- Delivery noises seem much quieter to me. I'm not talking about confirmation beeps, but the actual noise the piston makes when delivering a bolus or basal. Anyone who has used an Animas Ping and spent any amount of time in a library or super-quiet work environment (hey, that's me!) can attest to the loud noises it makes while delivering insulin, and that always bugged me. Sweet relief!
- I hadn't realized this ahead of time, but the t:slim will alert you if you it thinks a bolus you're creating will cause you to go low. I love a device that can help me out like that.
- The t:connect software (Mac-friendly - yay!) is very visual and easy to use, and I like not having to mess with a special cable/dongle in order to access my information. Downloading my Ping was always such a clunky process that it deterred me from doing it very often - t:slim is very plug-and-play with any micro-USB cord. My doctor hasn't tried to access my data yet (I've heard there's no provider version; that they'll need my password to access it, which doesn't seem right), but so far I like it for my own use.

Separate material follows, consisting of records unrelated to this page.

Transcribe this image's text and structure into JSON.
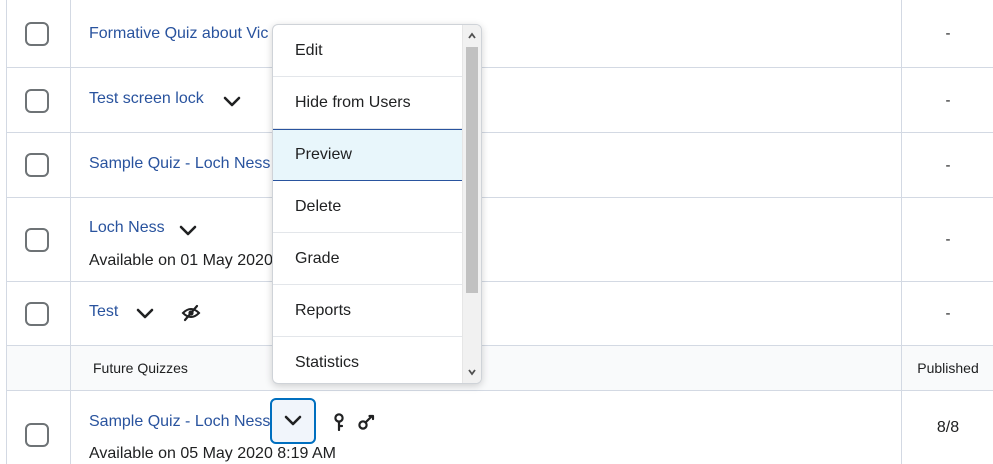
{
  "rows": [
    {
      "title": "Formative Quiz about Vic",
      "published": "-"
    },
    {
      "title": "Test screen lock",
      "published": "-"
    },
    {
      "title": "Sample Quiz - Loch Ness",
      "published": "-"
    },
    {
      "title": "Loch Ness",
      "subtitle": "Available on 01 May 2020",
      "published": "-"
    },
    {
      "title": "Test",
      "published": "-"
    }
  ],
  "group": {
    "label": "Future Quizzes",
    "published_header": "Published"
  },
  "future_row": {
    "title": "Sample Quiz - Loch Ness",
    "subtitle": "Available on 05 May 2020 8:19 AM",
    "published": "8/8"
  },
  "menu": {
    "items": [
      "Edit",
      "Hide from Users",
      "Preview",
      "Delete",
      "Grade",
      "Reports",
      "Statistics"
    ],
    "active_index": 2
  },
  "colors": {
    "link": "#29539e",
    "focus": "#006fbf",
    "active_bg": "#e8f6fb"
  }
}
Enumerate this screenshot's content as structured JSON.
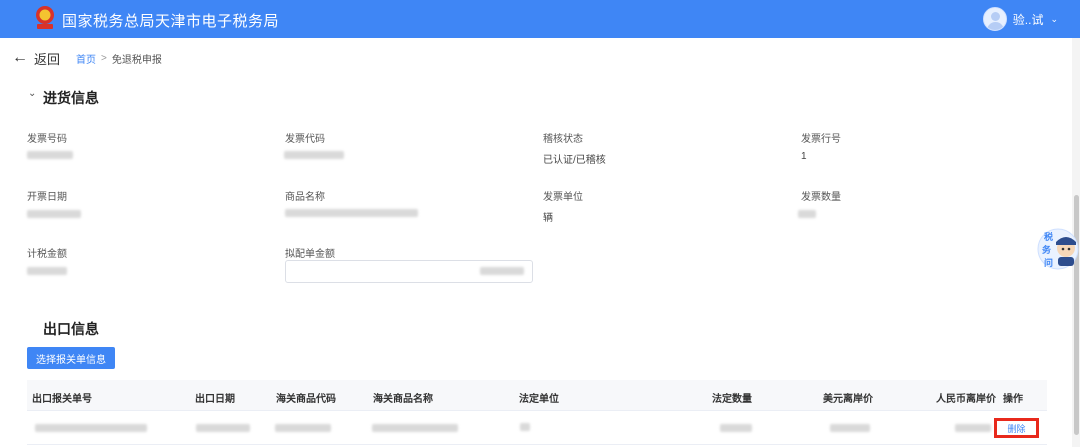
{
  "header": {
    "title": "国家税务总局天津市电子税务局",
    "user_name": "验..试",
    "caret": "⌄"
  },
  "nav": {
    "back_arrow": "←",
    "back_label": "返回",
    "breadcrumb_home": "首页",
    "breadcrumb_separator": ">",
    "breadcrumb_current": "免退税申报"
  },
  "purchase_section": {
    "title": "进货信息",
    "toggle": "⌄",
    "fields": {
      "invoice_number": {
        "label": "发票号码"
      },
      "invoice_code": {
        "label": "发票代码"
      },
      "audit_status": {
        "label": "稽核状态",
        "value": "已认证/已稽核"
      },
      "invoice_line": {
        "label": "发票行号",
        "value": "1"
      },
      "issue_date": {
        "label": "开票日期"
      },
      "product_name": {
        "label": "商品名称"
      },
      "invoice_unit": {
        "label": "发票单位",
        "value": "辆"
      },
      "invoice_quantity": {
        "label": "发票数量"
      },
      "taxable_amount": {
        "label": "计税金额"
      },
      "allocated_amount": {
        "label": "拟配单金额"
      }
    }
  },
  "export_section": {
    "title": "出口信息",
    "select_button": "选择报关单信息",
    "table": {
      "columns": [
        "出口报关单号",
        "出口日期",
        "海关商品代码",
        "海关商品名称",
        "法定单位",
        "法定数量",
        "美元离岸价",
        "人民币离岸价",
        "操作"
      ],
      "row_action": "删除"
    }
  },
  "mascot": {
    "line1": "税",
    "line2": "务",
    "line3": "问"
  },
  "colors": {
    "brand": "#3f86f5",
    "highlight": "#e8291c"
  }
}
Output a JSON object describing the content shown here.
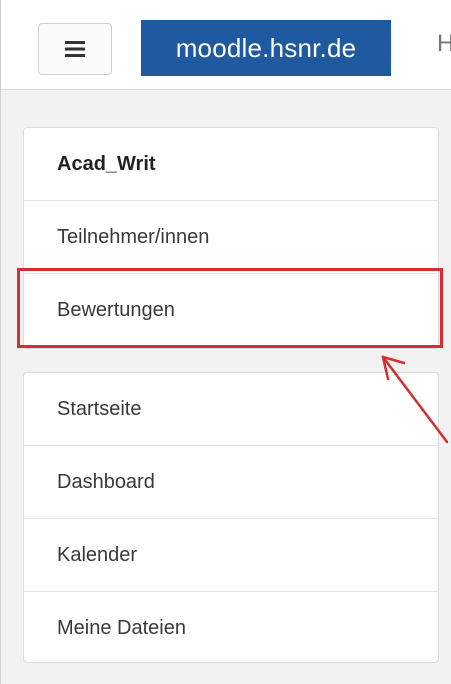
{
  "header": {
    "menu_icon": "hamburger-icon",
    "brand": "moodle.hsnr.de",
    "cut_text": "H"
  },
  "course_block": {
    "items": [
      {
        "label": "Acad_Writ"
      },
      {
        "label": "Teilnehmer/innen"
      },
      {
        "label": "Bewertungen"
      }
    ]
  },
  "site_block": {
    "items": [
      {
        "label": "Startseite"
      },
      {
        "label": "Dashboard"
      },
      {
        "label": "Kalender"
      },
      {
        "label": "Meine Dateien"
      }
    ]
  },
  "annotation": {
    "color": "#d32f2f",
    "icon": "arrow-icon"
  },
  "colors": {
    "brand": "#1f5aa0"
  }
}
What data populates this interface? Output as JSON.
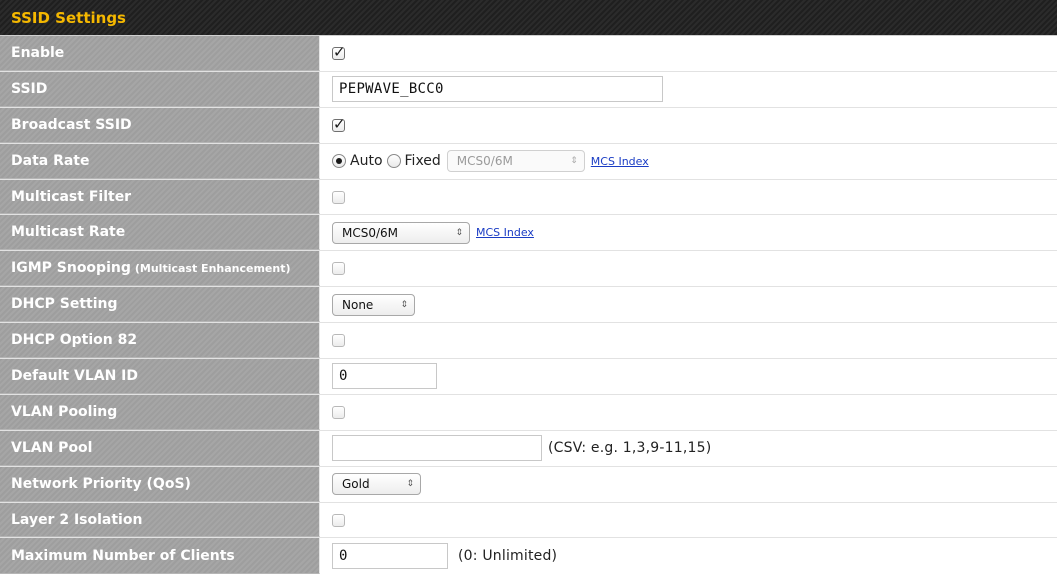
{
  "title": "SSID Settings",
  "enable": {
    "label": "Enable",
    "checked": true
  },
  "ssid": {
    "label": "SSID",
    "value": "PEPWAVE_BCC0"
  },
  "broadcast_ssid": {
    "label": "Broadcast SSID",
    "checked": true
  },
  "data_rate": {
    "label": "Data Rate",
    "auto_label": "Auto",
    "fixed_label": "Fixed",
    "selected": "Auto",
    "rate_select": "MCS0/6M",
    "link": "MCS Index"
  },
  "multicast_filter": {
    "label": "Multicast Filter",
    "checked": false
  },
  "multicast_rate": {
    "label": "Multicast Rate",
    "value": "MCS0/6M",
    "link": "MCS Index"
  },
  "igmp_snooping": {
    "label": "IGMP Snooping",
    "sublabel": "(Multicast Enhancement)",
    "checked": false
  },
  "dhcp_setting": {
    "label": "DHCP Setting",
    "value": "None"
  },
  "dhcp_option_82": {
    "label": "DHCP Option 82",
    "checked": false
  },
  "default_vlan_id": {
    "label": "Default VLAN ID",
    "value": "0"
  },
  "vlan_pooling": {
    "label": "VLAN Pooling",
    "checked": false
  },
  "vlan_pool": {
    "label": "VLAN Pool",
    "value": "",
    "hint": "(CSV: e.g. 1,3,9-11,15)"
  },
  "network_priority": {
    "label": "Network Priority (QoS)",
    "value": "Gold"
  },
  "layer2_isolation": {
    "label": "Layer 2 Isolation",
    "checked": false
  },
  "max_clients": {
    "label": "Maximum Number of Clients",
    "value": "0",
    "hint": "(0: Unlimited)"
  }
}
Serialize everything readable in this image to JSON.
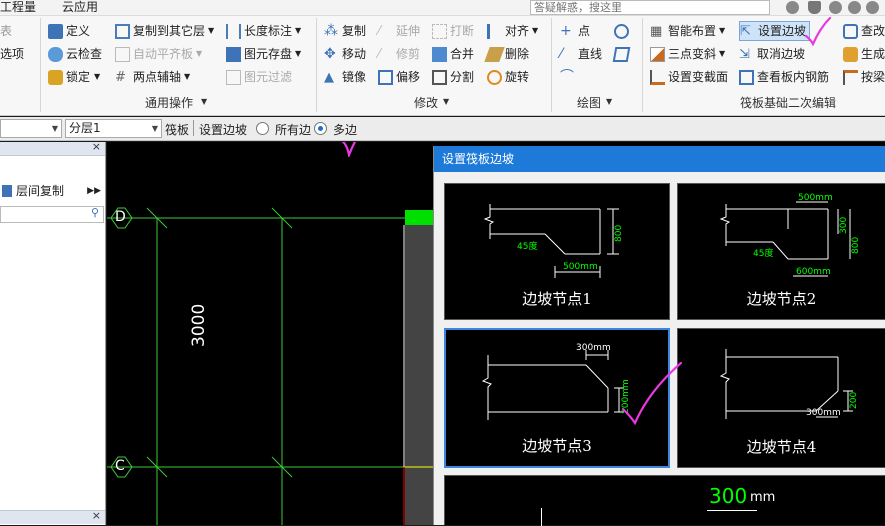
{
  "menu": {
    "tabs": [
      "工程量",
      "云应用"
    ]
  },
  "search": {
    "placeholder": "答疑解惑，搜这里"
  },
  "ribbon": {
    "left_stub": [
      "表",
      "选项"
    ],
    "general": {
      "items": [
        "定义",
        "云检查",
        "锁定",
        "复制到其它层",
        "自动平齐板",
        "两点辅轴",
        "长度标注",
        "图元存盘",
        "图元过滤"
      ],
      "label": "通用操作"
    },
    "modify": {
      "items": [
        "复制",
        "移动",
        "镜像",
        "延伸",
        "修剪",
        "偏移",
        "打断",
        "合并",
        "分割",
        "对齐",
        "删除",
        "旋转"
      ],
      "label": "修改"
    },
    "draw": {
      "items": [
        "点",
        "直线"
      ],
      "label": "绘图"
    },
    "raft": {
      "items": [
        "智能布置",
        "三点变斜",
        "设置变截面",
        "设置边坡",
        "取消边坡",
        "查看板内钢筋",
        "查改",
        "生成",
        "按梁"
      ],
      "label": "筏板基础二次编辑"
    }
  },
  "options": {
    "layer": "分层1",
    "type_label": "筏板",
    "op_label": "设置边坡",
    "radio_all": "所有边",
    "radio_multi": "多边"
  },
  "left_panel": {
    "copy_label": "层间复制"
  },
  "canvas": {
    "axis_d": "D",
    "axis_c": "C",
    "dimension": "3000"
  },
  "dialog": {
    "title": "设置筏板边坡",
    "cards": [
      {
        "label": "边坡节点1",
        "dims": [
          "800",
          "45度",
          "500mm"
        ]
      },
      {
        "label": "边坡节点2",
        "dims": [
          "500mm",
          "300",
          "800",
          "45度",
          "600mm"
        ]
      },
      {
        "label": "边坡节点3",
        "dims": [
          "300mm",
          "200mm"
        ]
      },
      {
        "label": "边坡节点4",
        "dims": [
          "200",
          "300mm"
        ]
      }
    ],
    "card5_dim": "300",
    "card5_unit": "mm"
  }
}
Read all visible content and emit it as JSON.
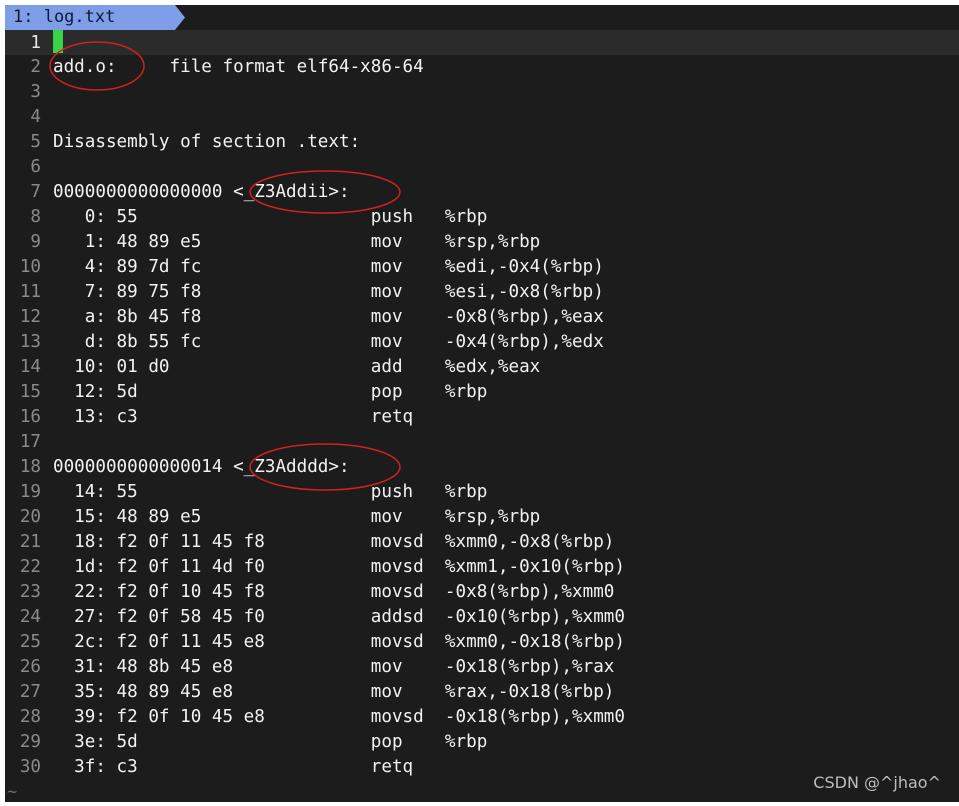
{
  "tab": {
    "label": "1: log.txt"
  },
  "editor": {
    "lines": [
      {
        "num": "1",
        "text": ""
      },
      {
        "num": "2",
        "text": "add.o:     file format elf64-x86-64"
      },
      {
        "num": "3",
        "text": ""
      },
      {
        "num": "4",
        "text": ""
      },
      {
        "num": "5",
        "text": "Disassembly of section .text:"
      },
      {
        "num": "6",
        "text": ""
      },
      {
        "num": "7",
        "text": "0000000000000000 <_Z3Addii>:"
      },
      {
        "num": "8",
        "text": "   0: 55                      push   %rbp"
      },
      {
        "num": "9",
        "text": "   1: 48 89 e5                mov    %rsp,%rbp"
      },
      {
        "num": "10",
        "text": "   4: 89 7d fc                mov    %edi,-0x4(%rbp)"
      },
      {
        "num": "11",
        "text": "   7: 89 75 f8                mov    %esi,-0x8(%rbp)"
      },
      {
        "num": "12",
        "text": "   a: 8b 45 f8                mov    -0x8(%rbp),%eax"
      },
      {
        "num": "13",
        "text": "   d: 8b 55 fc                mov    -0x4(%rbp),%edx"
      },
      {
        "num": "14",
        "text": "  10: 01 d0                   add    %edx,%eax"
      },
      {
        "num": "15",
        "text": "  12: 5d                      pop    %rbp"
      },
      {
        "num": "16",
        "text": "  13: c3                      retq"
      },
      {
        "num": "17",
        "text": ""
      },
      {
        "num": "18",
        "text": "0000000000000014 <_Z3Adddd>:"
      },
      {
        "num": "19",
        "text": "  14: 55                      push   %rbp"
      },
      {
        "num": "20",
        "text": "  15: 48 89 e5                mov    %rsp,%rbp"
      },
      {
        "num": "21",
        "text": "  18: f2 0f 11 45 f8          movsd  %xmm0,-0x8(%rbp)"
      },
      {
        "num": "22",
        "text": "  1d: f2 0f 11 4d f0          movsd  %xmm1,-0x10(%rbp)"
      },
      {
        "num": "23",
        "text": "  22: f2 0f 10 45 f8          movsd  -0x8(%rbp),%xmm0"
      },
      {
        "num": "24",
        "text": "  27: f2 0f 58 45 f0          addsd  -0x10(%rbp),%xmm0"
      },
      {
        "num": "25",
        "text": "  2c: f2 0f 11 45 e8          movsd  %xmm0,-0x18(%rbp)"
      },
      {
        "num": "26",
        "text": "  31: 48 8b 45 e8             mov    -0x18(%rbp),%rax"
      },
      {
        "num": "27",
        "text": "  35: 48 89 45 e8             mov    %rax,-0x18(%rbp)"
      },
      {
        "num": "28",
        "text": "  39: f2 0f 10 45 e8          movsd  -0x18(%rbp),%xmm0"
      },
      {
        "num": "29",
        "text": "  3e: 5d                      pop    %rbp"
      },
      {
        "num": "30",
        "text": "  3f: c3                      retq"
      }
    ],
    "tilde": "~"
  },
  "colors": {
    "background": "#1c1c1c",
    "tab": "#7f9ee8",
    "cursor": "#39d34a",
    "annotation": "#d42020"
  },
  "watermark": "CSDN @^jhao^"
}
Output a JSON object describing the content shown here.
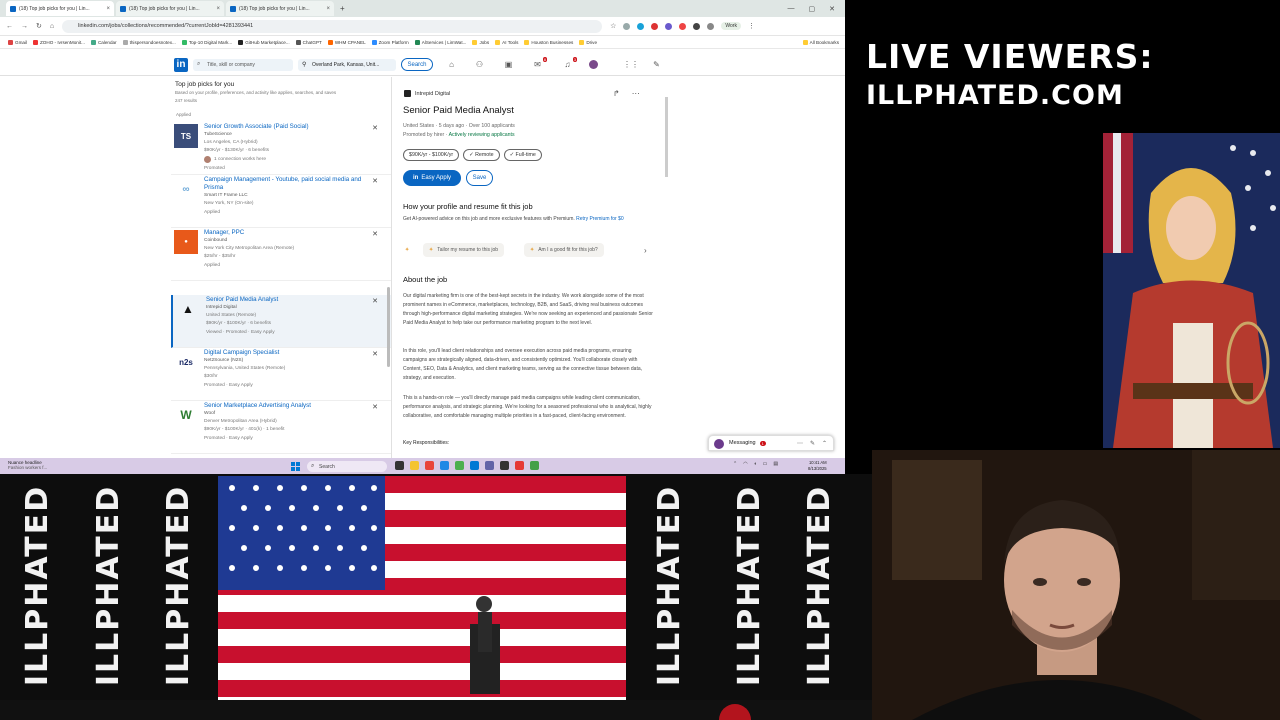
{
  "browser": {
    "tabs": [
      {
        "label": "(18) Top job picks for you | Lin..."
      },
      {
        "label": "(18) Top job picks for you | Lin..."
      },
      {
        "label": "(18) Top job picks for you | Lin..."
      }
    ],
    "url": "linkedin.com/jobs/collections/recommended/?currentJobId=4281393441",
    "profile_label": "Work",
    "bookmarks": [
      "Gmail",
      "ZOHO - IvrsenMonit...",
      "Calendar",
      "thispersondoesnotex...",
      "Top-10 Digital Mark...",
      "GitHub Marketplace...",
      "ChatGPT",
      "WHM CPANEL",
      "Zoom Platform",
      "AlServices | LimWat...",
      "Jobs",
      "AI Tools",
      "Houston Businesses",
      "Drive",
      "All Bookmarks"
    ]
  },
  "linkedin": {
    "search_placeholder": "Title, skill or company",
    "location_value": "Overland Park, Kansas, Unit...",
    "search_label": "Search",
    "nav_badges": [
      "",
      "8",
      "3",
      "2"
    ]
  },
  "job_list": {
    "title": "Top job picks for you",
    "subtitle": "Based on your profile, preferences, and activity like applies, searches, and saves",
    "count": "247 results",
    "top_status": "Applied",
    "cards": [
      {
        "logo": "TS",
        "logo_color": "#3a4d7a",
        "title": "Senior Growth Associate (Paid Social)",
        "company": "TubeScience",
        "location": "Los Angeles, CA (Hybrid)",
        "salary": "$90K/yr - $130K/yr · 6 benefits",
        "extra": "1 connection works here",
        "status": "Promoted"
      },
      {
        "logo": "∞",
        "logo_color": "#9ec6e6",
        "title": "Campaign Management - Youtube, paid social media and Prisma",
        "company": "Smart IT Frame LLC",
        "location": "New York, NY (On-site)",
        "salary": "",
        "extra": "",
        "status": "Applied"
      },
      {
        "logo": "●",
        "logo_color": "#e8591a",
        "title": "Manager, PPC",
        "company": "Coinbound",
        "location": "New York City Metropolitan Area (Remote)",
        "salary": "$25/hr - $35/hr",
        "extra": "",
        "status": "Applied"
      },
      {
        "logo": "▲",
        "logo_color": "#ffffff",
        "title": "Senior Paid Media Analyst",
        "company": "Intrepid Digital",
        "location": "United States (Remote)",
        "salary": "$90K/yr - $100K/yr · 6 benefits",
        "extra": "",
        "status": "Viewed · Promoted · Easy Apply"
      },
      {
        "logo": "n2s",
        "logo_color": "#ffffff",
        "title": "Digital Campaign Specialist",
        "company": "Net2Source (N2S)",
        "location": "Pennsylvania, United States (Remote)",
        "salary": "$30/hr",
        "extra": "",
        "status": "Promoted · Easy Apply"
      },
      {
        "logo": "W",
        "logo_color": "#ffffff",
        "title": "Senior Marketplace Advertising Analyst",
        "company": "Woof",
        "location": "Denver Metropolitan Area (Hybrid)",
        "salary": "$90K/yr - $100K/yr · 401(k) · 1 benefit",
        "extra": "",
        "status": "Promoted · Easy Apply"
      }
    ]
  },
  "detail": {
    "company": "Intrepid Digital",
    "title": "Senior Paid Media Analyst",
    "meta": "United States · 5 days ago · Over 100 applicants",
    "promoted": "Promoted by hirer · ",
    "actively": "Actively reviewing applicants",
    "pills": [
      "$90K/yr - $100K/yr",
      "✓ Remote",
      "✓ Full-time"
    ],
    "easy_apply": "Easy Apply",
    "save": "Save",
    "fit_heading": "How your profile and resume fit this job",
    "fit_text": "Get AI-powered advice on this job and more exclusive features with Premium. ",
    "fit_link": "Retry Premium for $0",
    "ai_chips": [
      "Tailor my resume to this job",
      "Am I a good fit for this job?"
    ],
    "about_heading": "About the job",
    "about_p1": "Our digital marketing firm is one of the best-kept secrets in the industry. We work alongside some of the most prominent names in eCommerce, marketplaces, technology, B2B, and SaaS, driving real business outcomes through high-performance digital marketing strategies. We're now seeking an experienced and passionate Senior Paid Media Analyst to help take our performance marketing program to the next level.",
    "about_p2": "In this role, you'll lead client relationships and oversee execution across paid media programs, ensuring campaigns are strategically aligned, data-driven, and consistently optimized. You'll collaborate closely with Content, SEO, Data & Analytics, and client marketing teams, serving as the connective tissue between data, strategy, and execution.",
    "about_p3": "This is a hands-on role — you'll directly manage paid media campaigns while leading client communication, performance analysis, and strategic planning. We're looking for a seasoned professional who is analytical, highly collaborative, and comfortable managing multiple priorities in a fast-paced, client-facing environment.",
    "key_resp": "Key Responsibilities:"
  },
  "messaging": {
    "label": "Messaging",
    "badge": "1"
  },
  "taskbar": {
    "weather_title": "Nuance headline",
    "weather_sub": "Fashion workers f...",
    "search_label": "Search",
    "time": "10:41 AM",
    "date": "8/13/2025"
  },
  "overlay": {
    "live_line1": "LIVE VIEWERS:",
    "live_line2": "ILLPHATED.COM",
    "stage_logo_text": "ILLPHATED"
  }
}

- I've found Tandem's team to be very responsive - customer service has been good, and my local reps have been very accessible, through emails, texts, calls, or whatever medium I might want to use. And when they issued two different voluntary recalls on cartridges - mine were affected - I was alerted by tweets, phone calls, emails, AND snail mail.
- Back to those t:clip cases - again, a small thing, but you can totally mix and match colors on these, because the clip is two parts.
- One last thing - I'm looking forward to hearing more about the partnership Tandem and Dexcom have forged in order to get an integrated system to market.
I'd also be interested in hearing what other t:slim users do or don't like about pumping with this particular device, so feel free to comment all over this.
As I said, I'm only three weeks in. Time will tell if this pump is a good fit for me over the long haul, but so far? Thumbs most of the way up.